For example, Scotland is already home to the world’s first floating offshore wind farm, called Hywind, situated of the north east coast, and Orkney is home to the world's largest tidal turbine and the world's first grid-connected wave and tidal test centre. We’ve also had an ambitious and innovative hydro-electric programme in place since way back in the 1950s.
In 2017, over 68% of our electricity needs were met by renewables - our highest year yet. Simply put, Scotland has been facing up to this inconvenient truth for many years, and our steadfast determination to lead the world in making positive changes remains just as strong today as it ever has been.
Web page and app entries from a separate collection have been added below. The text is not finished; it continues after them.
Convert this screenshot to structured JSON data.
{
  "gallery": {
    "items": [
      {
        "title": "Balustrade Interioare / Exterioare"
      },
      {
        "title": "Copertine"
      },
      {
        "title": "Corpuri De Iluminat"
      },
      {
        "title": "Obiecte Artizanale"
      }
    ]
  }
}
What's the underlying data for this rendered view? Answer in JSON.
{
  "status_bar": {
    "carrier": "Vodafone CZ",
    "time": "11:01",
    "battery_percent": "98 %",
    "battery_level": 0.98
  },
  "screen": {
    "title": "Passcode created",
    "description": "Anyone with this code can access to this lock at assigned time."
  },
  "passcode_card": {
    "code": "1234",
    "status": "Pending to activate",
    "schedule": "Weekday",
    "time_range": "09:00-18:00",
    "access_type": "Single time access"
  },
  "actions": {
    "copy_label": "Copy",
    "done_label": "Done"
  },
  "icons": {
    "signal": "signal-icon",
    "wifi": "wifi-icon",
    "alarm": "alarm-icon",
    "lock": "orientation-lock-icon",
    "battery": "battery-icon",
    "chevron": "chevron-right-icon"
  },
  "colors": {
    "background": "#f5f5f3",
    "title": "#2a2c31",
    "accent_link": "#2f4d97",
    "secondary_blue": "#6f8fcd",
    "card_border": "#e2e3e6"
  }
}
This commitment is set to be reinforced yet again with the introduction of a tough new climate change bill. This new legislation is set to be the toughest in the world, emphasising Scotland’s dedication to tackling climate change and helping to protect our planet’s future.
The new climate change bill will set an immediate target of achieving a 90% reduction in greenhouse emissions by the year 2050. However, we’re not done there, and have the added intention to go to a full 100% reduction, known as ‘net-zero’ as soon as possible.
The fight against climate change is a moral responsibility that Scotland takes very seriously and that’s why we’re applying one of the most stringent climate laws in the world. As well as doing good for the planet we live in, it will also boost the economic prospects in Scotland, as our academic and engineering expertise – coupled with our outstanding natural resources – provide excellent opportunities for everyone.
We know that 2050 is still a long way away, but to make sure that we increase our action immediately, we are introducing the world’s most ambitious interim targets, and keeping our approach of being held to account against annual targets by our Parliament every single year. Our existing targets are for a 42% reduction in greenhouse gas emissions by 2020 and an 80% reduction by 2050. The new, more ambitious targets will push this to 56% by 2020, 66% by 2030, 78% by 2040 and 90% by 2050.
Achieving this is going to take the work of everyone in Scotland and we’ll be looking to bring individuals, communities, businesses and government together to achieve these targets.
These targets balance our environmental, social and economic responsibilities and have the potential to create jobs and wealth across Scotland, creating new export and investment opportunities. Climate change is one of the defining challenges of our age and Scotland’s is determined to be ambitious, credible and responsible in the face of that challenge – which is exactly what the new Climate Change Bill delivers.